Tucumcari wants lower burden for pipeline project

By William Thompson: Freedom Newspapers

LOGAN — Now that Tucumcari has reduced its projected water needs by two-thirds, it wants to see its costs related to the Ute Pipeline Project reduced accordingly.
Tucumcari currently is scheduled to pay one-fourth of the costs of a proposed project that would pipe water from the Ute Reservoir near Logan to 10 eastern New Mexico communities, including Clovis and Portales.
However, Tucumcari officials have sent two letters to the Eastern New Mexico Rural Water Authority in the last few months, declaring the town had reduced its projected water needs from 6,000 acre-feet to 2,000 acre-feet, thus justifying lower costs.
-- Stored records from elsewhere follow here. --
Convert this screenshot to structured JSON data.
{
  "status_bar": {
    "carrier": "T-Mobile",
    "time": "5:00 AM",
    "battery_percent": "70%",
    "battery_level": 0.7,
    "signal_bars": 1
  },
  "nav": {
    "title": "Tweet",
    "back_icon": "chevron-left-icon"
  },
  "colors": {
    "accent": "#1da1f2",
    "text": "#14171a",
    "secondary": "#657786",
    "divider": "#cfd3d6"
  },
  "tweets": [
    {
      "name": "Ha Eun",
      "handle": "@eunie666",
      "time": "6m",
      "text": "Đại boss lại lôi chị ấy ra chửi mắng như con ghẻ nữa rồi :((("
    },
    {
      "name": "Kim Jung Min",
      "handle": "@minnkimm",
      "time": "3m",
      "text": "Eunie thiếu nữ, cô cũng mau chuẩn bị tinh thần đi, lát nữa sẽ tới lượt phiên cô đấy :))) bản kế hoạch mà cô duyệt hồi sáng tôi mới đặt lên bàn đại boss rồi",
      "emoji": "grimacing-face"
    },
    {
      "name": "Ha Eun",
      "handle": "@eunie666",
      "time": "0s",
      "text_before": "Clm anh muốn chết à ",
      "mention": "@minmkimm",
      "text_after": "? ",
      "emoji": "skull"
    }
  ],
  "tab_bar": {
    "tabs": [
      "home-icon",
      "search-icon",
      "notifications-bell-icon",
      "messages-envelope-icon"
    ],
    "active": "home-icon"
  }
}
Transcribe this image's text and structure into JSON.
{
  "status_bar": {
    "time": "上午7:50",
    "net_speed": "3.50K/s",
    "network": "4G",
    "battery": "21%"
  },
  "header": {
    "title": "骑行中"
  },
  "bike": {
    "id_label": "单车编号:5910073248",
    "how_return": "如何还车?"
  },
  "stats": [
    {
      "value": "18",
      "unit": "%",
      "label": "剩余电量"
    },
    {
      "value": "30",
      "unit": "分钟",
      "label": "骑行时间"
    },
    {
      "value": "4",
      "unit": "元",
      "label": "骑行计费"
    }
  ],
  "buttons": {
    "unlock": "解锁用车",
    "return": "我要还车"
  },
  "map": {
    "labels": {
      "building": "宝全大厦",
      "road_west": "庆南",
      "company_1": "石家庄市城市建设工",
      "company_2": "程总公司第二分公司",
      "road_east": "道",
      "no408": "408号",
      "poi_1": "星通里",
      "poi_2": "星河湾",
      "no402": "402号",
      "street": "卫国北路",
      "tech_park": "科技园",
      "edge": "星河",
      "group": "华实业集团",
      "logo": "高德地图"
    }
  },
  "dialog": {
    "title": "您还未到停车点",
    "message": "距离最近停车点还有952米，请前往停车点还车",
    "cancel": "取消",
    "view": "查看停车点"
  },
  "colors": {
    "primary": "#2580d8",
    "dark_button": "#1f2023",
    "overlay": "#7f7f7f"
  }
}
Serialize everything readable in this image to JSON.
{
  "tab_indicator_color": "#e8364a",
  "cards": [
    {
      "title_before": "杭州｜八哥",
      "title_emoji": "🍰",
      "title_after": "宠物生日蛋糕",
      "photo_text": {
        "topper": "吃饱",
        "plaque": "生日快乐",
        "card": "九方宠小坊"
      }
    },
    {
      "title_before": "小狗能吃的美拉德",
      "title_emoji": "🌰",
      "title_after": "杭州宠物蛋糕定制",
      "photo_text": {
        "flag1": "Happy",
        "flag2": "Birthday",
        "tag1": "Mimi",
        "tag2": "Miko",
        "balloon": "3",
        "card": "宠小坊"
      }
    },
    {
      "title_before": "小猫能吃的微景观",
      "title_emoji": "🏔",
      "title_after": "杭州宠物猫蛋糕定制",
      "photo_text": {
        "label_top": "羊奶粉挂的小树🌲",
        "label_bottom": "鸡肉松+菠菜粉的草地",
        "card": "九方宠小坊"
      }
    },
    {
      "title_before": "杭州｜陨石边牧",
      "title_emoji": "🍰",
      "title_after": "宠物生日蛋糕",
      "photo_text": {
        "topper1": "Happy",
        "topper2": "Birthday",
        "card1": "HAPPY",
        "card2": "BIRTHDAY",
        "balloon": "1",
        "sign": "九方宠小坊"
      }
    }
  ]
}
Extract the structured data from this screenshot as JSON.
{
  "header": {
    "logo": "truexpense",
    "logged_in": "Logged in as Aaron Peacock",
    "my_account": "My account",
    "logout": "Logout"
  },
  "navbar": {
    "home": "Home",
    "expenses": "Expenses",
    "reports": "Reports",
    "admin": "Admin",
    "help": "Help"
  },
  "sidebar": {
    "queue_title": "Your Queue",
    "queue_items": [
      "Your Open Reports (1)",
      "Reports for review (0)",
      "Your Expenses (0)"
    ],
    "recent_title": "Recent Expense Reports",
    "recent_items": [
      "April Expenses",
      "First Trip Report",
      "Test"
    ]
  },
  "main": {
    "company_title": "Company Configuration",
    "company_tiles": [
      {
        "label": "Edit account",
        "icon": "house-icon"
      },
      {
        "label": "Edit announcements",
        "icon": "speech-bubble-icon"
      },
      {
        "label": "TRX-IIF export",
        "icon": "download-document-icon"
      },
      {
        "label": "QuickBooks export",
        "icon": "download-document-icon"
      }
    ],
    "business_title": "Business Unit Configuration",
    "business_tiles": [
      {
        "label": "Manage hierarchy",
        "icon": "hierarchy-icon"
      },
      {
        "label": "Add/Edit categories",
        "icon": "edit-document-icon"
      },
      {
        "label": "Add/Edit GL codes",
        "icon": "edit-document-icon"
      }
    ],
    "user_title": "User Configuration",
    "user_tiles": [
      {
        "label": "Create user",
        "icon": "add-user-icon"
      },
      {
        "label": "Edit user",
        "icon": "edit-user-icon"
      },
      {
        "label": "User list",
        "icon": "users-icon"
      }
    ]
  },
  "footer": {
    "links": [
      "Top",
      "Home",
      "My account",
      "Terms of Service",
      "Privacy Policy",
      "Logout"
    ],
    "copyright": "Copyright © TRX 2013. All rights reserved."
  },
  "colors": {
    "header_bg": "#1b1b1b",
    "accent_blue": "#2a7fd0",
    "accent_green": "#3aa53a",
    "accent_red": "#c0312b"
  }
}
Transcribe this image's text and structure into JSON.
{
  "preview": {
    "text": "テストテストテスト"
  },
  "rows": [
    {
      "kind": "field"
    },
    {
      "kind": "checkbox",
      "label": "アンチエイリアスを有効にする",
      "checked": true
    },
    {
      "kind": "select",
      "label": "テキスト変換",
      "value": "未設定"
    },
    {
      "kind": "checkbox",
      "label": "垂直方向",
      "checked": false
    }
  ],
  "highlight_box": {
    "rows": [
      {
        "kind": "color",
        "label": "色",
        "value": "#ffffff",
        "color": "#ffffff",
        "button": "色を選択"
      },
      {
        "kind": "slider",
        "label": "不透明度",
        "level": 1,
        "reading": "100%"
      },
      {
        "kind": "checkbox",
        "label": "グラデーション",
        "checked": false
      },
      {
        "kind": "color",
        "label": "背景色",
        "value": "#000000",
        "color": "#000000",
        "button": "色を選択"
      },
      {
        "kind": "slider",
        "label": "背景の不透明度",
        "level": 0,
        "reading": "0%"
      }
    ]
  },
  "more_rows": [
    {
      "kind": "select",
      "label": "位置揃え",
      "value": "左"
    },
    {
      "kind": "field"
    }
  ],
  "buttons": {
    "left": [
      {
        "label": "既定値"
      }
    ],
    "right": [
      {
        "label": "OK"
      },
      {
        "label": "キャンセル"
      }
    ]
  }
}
Tucumcari Mayor Mary Mayfield said the city’s share of the pipeline project costs should be cut by two-thirds.
Despite their request to participate in the pipeline project at a lower level, Tucumcari officials say they will continue to reserve 6,000 acre feet to facilitate future economic development.
In the original letter sent to the water authority, officials said Tucumcari could not afford to participate in the pipeline project at the 6,000 acre-feet level, City Manager Richard Primrose said. The second letter, sent in the last couple of weeks, requested the city’s share of the project cost be re-appropriated, he said.
No action was taken regarding the request.
After Wednesday’s meeting, Mayfield and Primrose said despite their requests for a smaller share of the cost, the city remains committed to the project.
“We have not spent all this time and money on this project for nothing,” Primrose said. “We have been involved in this project since day one.”
State and federal funds would pay for the bulk of the $300-million project if it becomes reality.
According to ENMRWA figures, if Tucumcari’s request to pay less were granted, then Clovis would pay the lion’s share of the remaining costs.
Clovis is now scheduled to pay about 51 percent of the local costs. If Tucumcari’s costs were lowered to one-twelfth of the project’s costs, Clovis would then pay about 63 percent of the local costs.
ENMRWA Program Manager Scott Verhines said he did not see Tucumcari’s request as being out of line.
“Overall percentages of costs would go up for other members, “Verhines said, “but because less water would be delivered, then overall costs would go down for everyone. At this stage of the project, we need communities to let us know to what degree they are committed to the project.”
Also on Wednesday, the Village of San Jon notified board members it no longer wished to participate in the project.
“We could no longer wait for the project to happen so we installed a pipeline to Logan ourselves,” San Jon Administrator Bobbye Rose stated in her letter. “This system will satisfy our needs and we feel we cannot ask our citizens to pay the additional costs required to fund this project.”